In sum, the estimated annual economic benefits of healthy eating are $114.5 billion in 2012 dollars. This estimate likely understates the true economic benefit of healthy eating in the United States. Although this estimate reflects the current published literature, data gaps remain. For example, since Frazão’s work, medical costs and practices for various health conditions have changed, the population structure has aged, and obesity prevalence has increased. Future work on this topic should account for these factors and for a larger set of diet-related health conditions (including, for example, overweight, osteoporosis, hypertension, neural tube defects).


Economists assume that consumers are rational individuals who carefully compare all the costs and benefits of a decision before acting. In this article, we have described the costs and benefits of healthy eating from an individual and societal perspective. The price of healthy foods, while not a great barrier by itself, conspires with other barriers such as time constraints and consumer preferences for unhealthy foods, resulting in a high prevalence of unhealthy diets. This is especially a problem for money- and time-constrained consumers.

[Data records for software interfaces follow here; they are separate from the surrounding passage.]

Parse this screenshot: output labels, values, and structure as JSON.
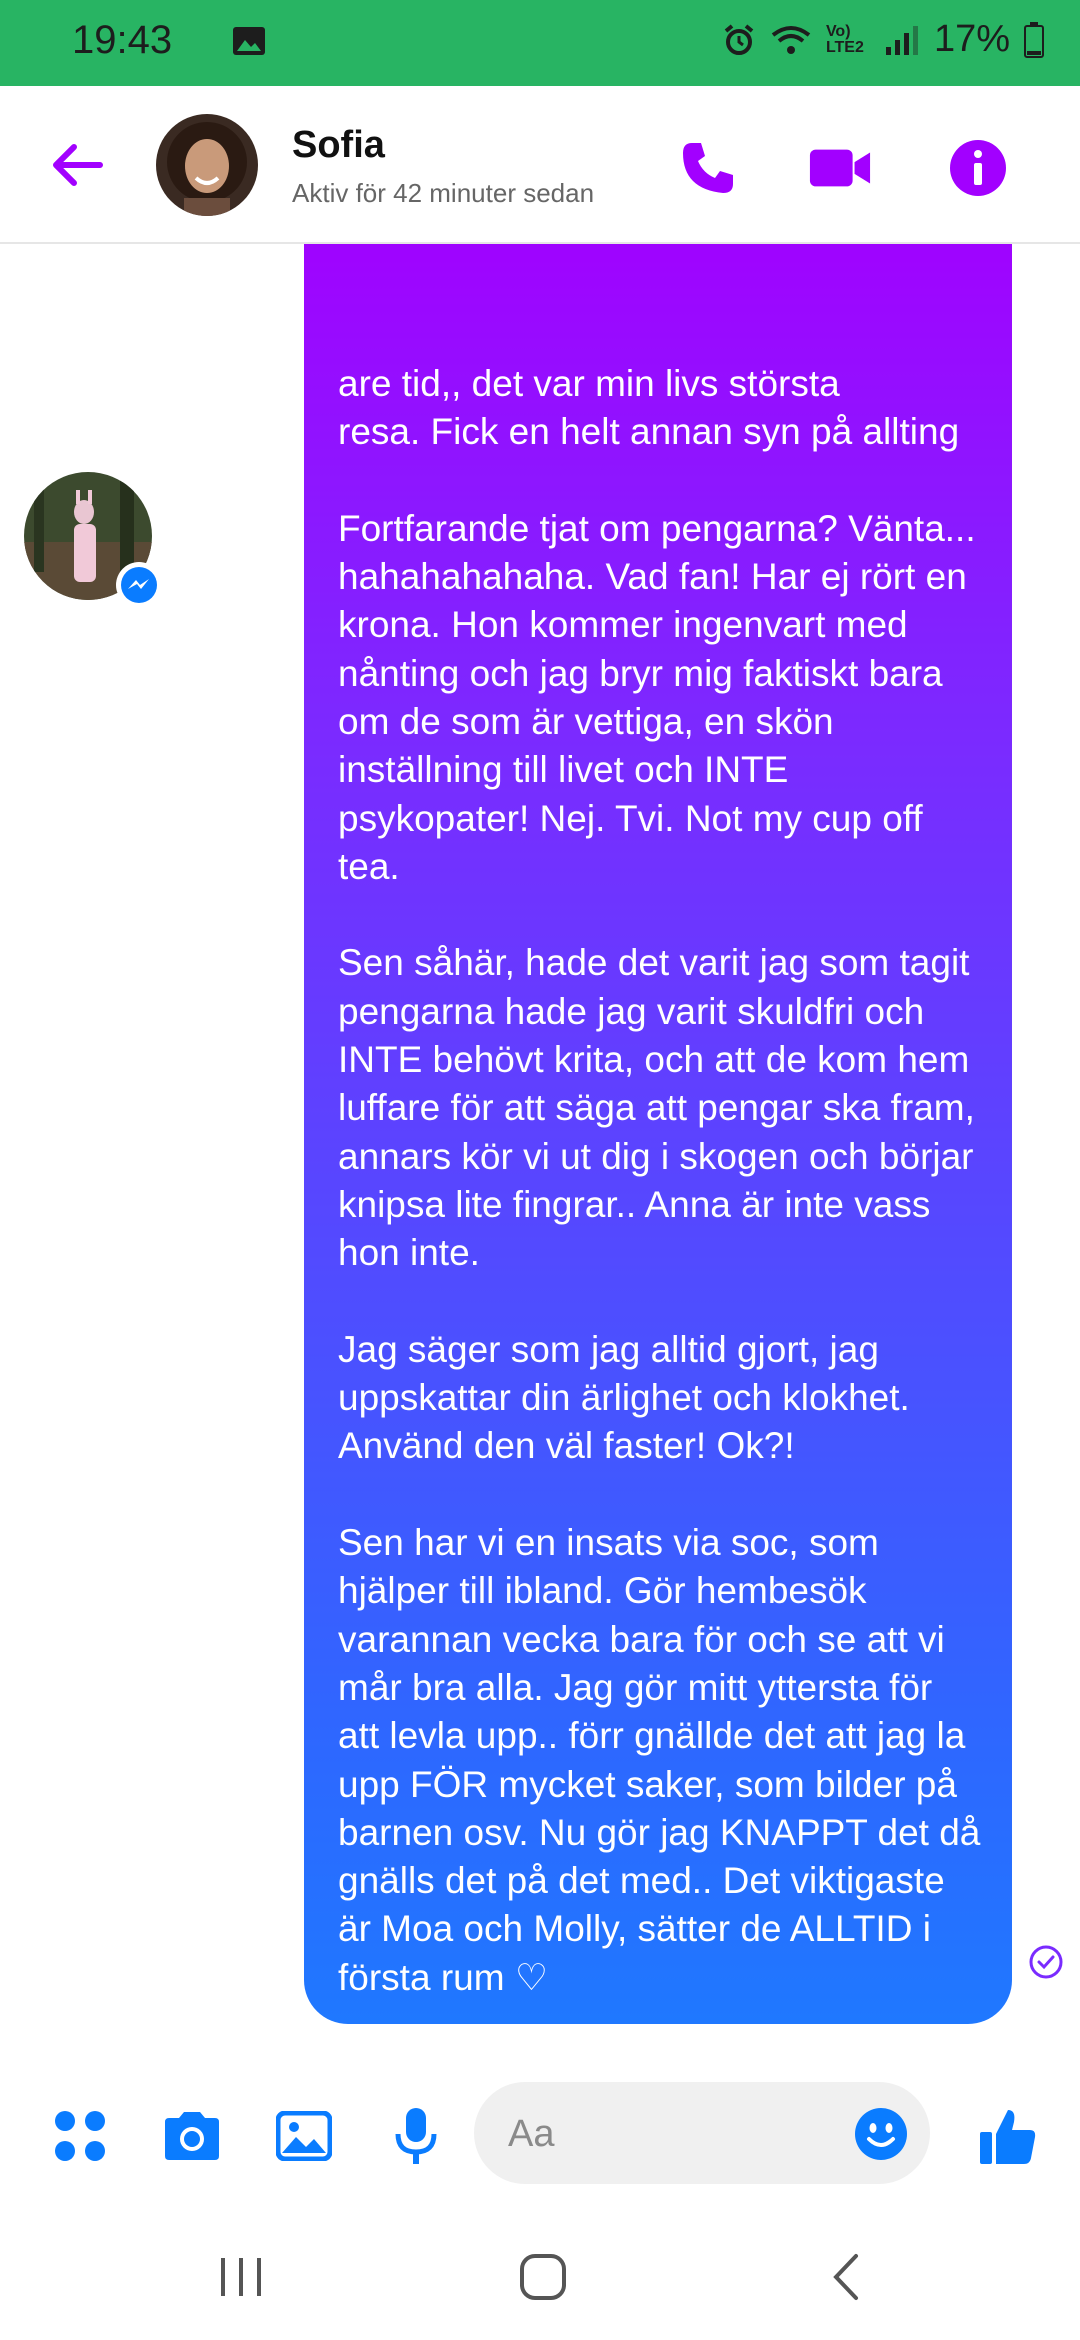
{
  "status_bar": {
    "time": "19:43",
    "network": "Vo) LTE2",
    "battery": "17%"
  },
  "header": {
    "name": "Sofia",
    "status": "Aktiv för 42 minuter sedan"
  },
  "message": {
    "partial_line": "are tid,, det var min livs största",
    "text": "resa. Fick en helt annan syn på allting\n\nFortfarande tjat om pengarna? Vänta... hahahahahaha. Vad fan! Har ej rört en krona. Hon kommer ingenvart med nånting och jag bryr mig faktiskt bara om de som är vettiga, en skön inställning till livet och INTE psykopater! Nej. Tvi. Not my cup off tea.\n\nSen såhär, hade det varit jag som tagit pengarna hade jag varit skuldfri och INTE behövt krita, och att de kom hem luffare för att säga att pengar ska fram, annars kör vi ut dig i skogen och börjar knipsa lite fingrar.. Anna är inte vass hon inte.\n\nJag säger som jag alltid gjort, jag uppskattar din ärlighet och klokhet. Använd den väl faster! Ok?!\n\nSen har vi en insats via soc, som hjälper till ibland. Gör hembesök varannan vecka bara för och se att vi mår bra alla. Jag gör mitt yttersta för att levla upp.. förr gnällde det att jag la upp FÖR mycket saker, som bilder på barnen osv. Nu gör jag KNAPPT det då gnälls det på det med.. Det viktigaste är Moa och Molly, sätter de ALLTID i första rum ♡"
  },
  "composer": {
    "placeholder": "Aa"
  },
  "colors": {
    "accent": "#a200ff",
    "messenger_blue": "#0a7cff",
    "status_green": "#28b463"
  }
}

Food prices fell relative to non-food prices over the last several decades and this trend may continue in the future, so the monetary cost of healthy eating may be losing its relative importance. However, consumers have only 24 h a day. Healthy diets often require shopping, travel, preparation, and cleanup that can be a burden on time-poor consumers. Meanwhile, unhealthy fast foods and convenience foods are often nearby and readily available.

Convenience, consumer psychology and physiology, and the food environment affect the psychological costs of healthy eating. Many consumers are drawn to unhealthy foods, and this problem can be exacerbated by genetic predisposition and poor dietary habits acquired in childhood. The food environment—such as large portions, fast-food advertising, and food deserts—can increase the costs of healthy diet. Because the benefits of healthy eating occur in the distant future and enjoyment of unhealthy food starts immediately, consumers with strong self-control experience a lower cost of healthy diet.

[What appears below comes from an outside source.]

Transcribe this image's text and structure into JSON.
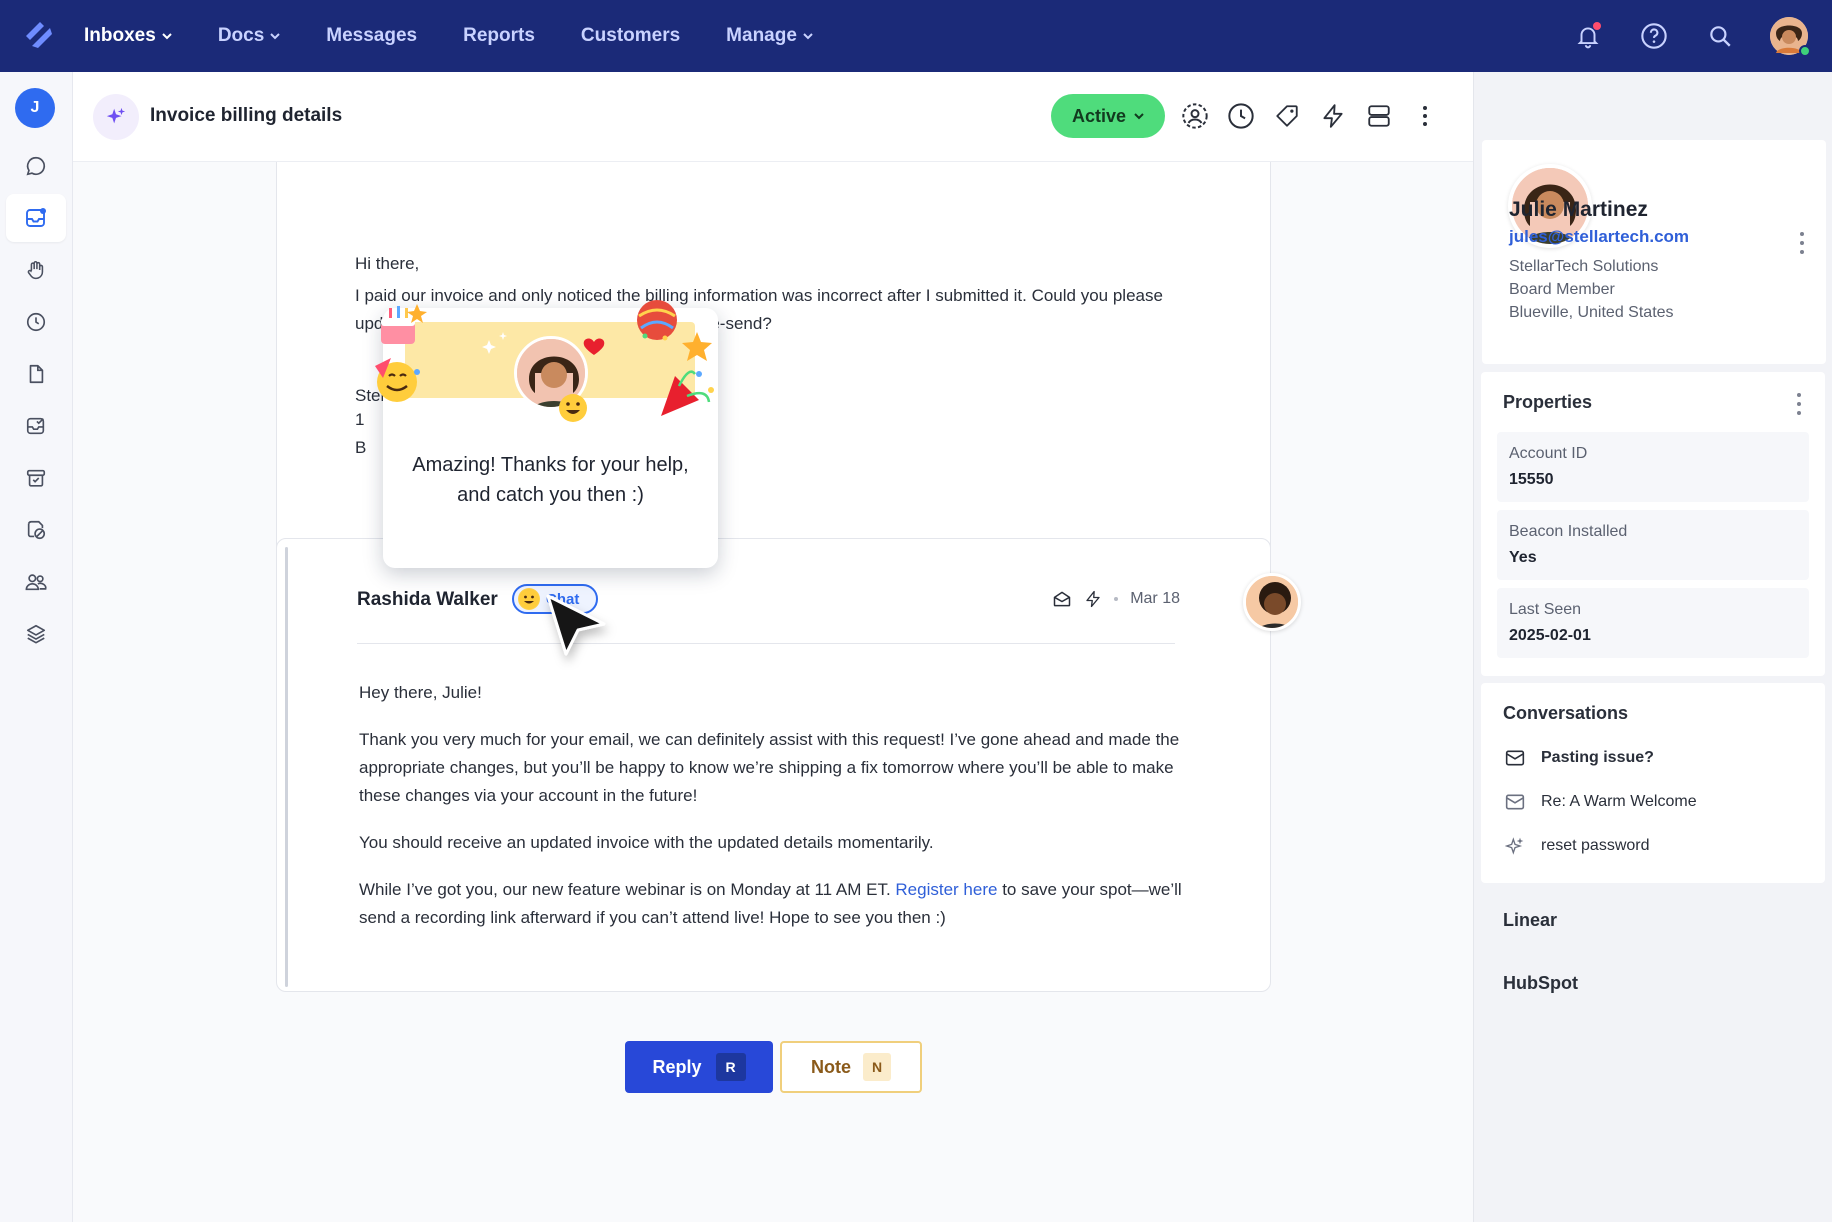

None of these costs may matter if consumers do not know what a healthy diet is. Thus the cost of acquiring nutrition information is one of the first costs consumers incur on the path to a healthy diet.

Although we estimate the monetary value of the benefits of healthy eating, we do not do the same for the costs. Given the scope of this review, it was not feasible to monetize the costs as the current literature does not provide estimates to support such quantification.

If we compare the costs and benefits, we see that many of the costs (monetary, time, psychological) are borne by private individuals but the benefits are shared more evenly between private individuals and society as a whole. That is, the benefits impact not only private individuals in terms of their health care spending and quality of life but also society in terms of publicly funded programs like Medicare and Medicaid. As a result, individuals do not personally reap many of the social benefits of their personal healthy-eating habits. However, if the private benefits of healthy eating exceed the private costs, then consumers may be sufficiently motivated to eat healthy. Because many of the benefits of healthy eating are rooted in basic human physiology, we do not have much immediate control over them—but we as a society do have the ability to change the costs of healthy eating.

When consumers eat, they are responding to perceived costs and benefits of healthy eating. Perceived costs vary from person to person and within a person over time based on financial and time constraints, where one lives and works, and one’s food preferences, among other factors. Although individuals face multiple costs at once, studies to date have tended to focus on just one or a few costs faced by consumers rather than taking a comprehensive view. Future research that assesses all costs of healthy eating and the distribution of these costs across subpopulations will enhance our understanding of dietary disparities and how people make dietary choices.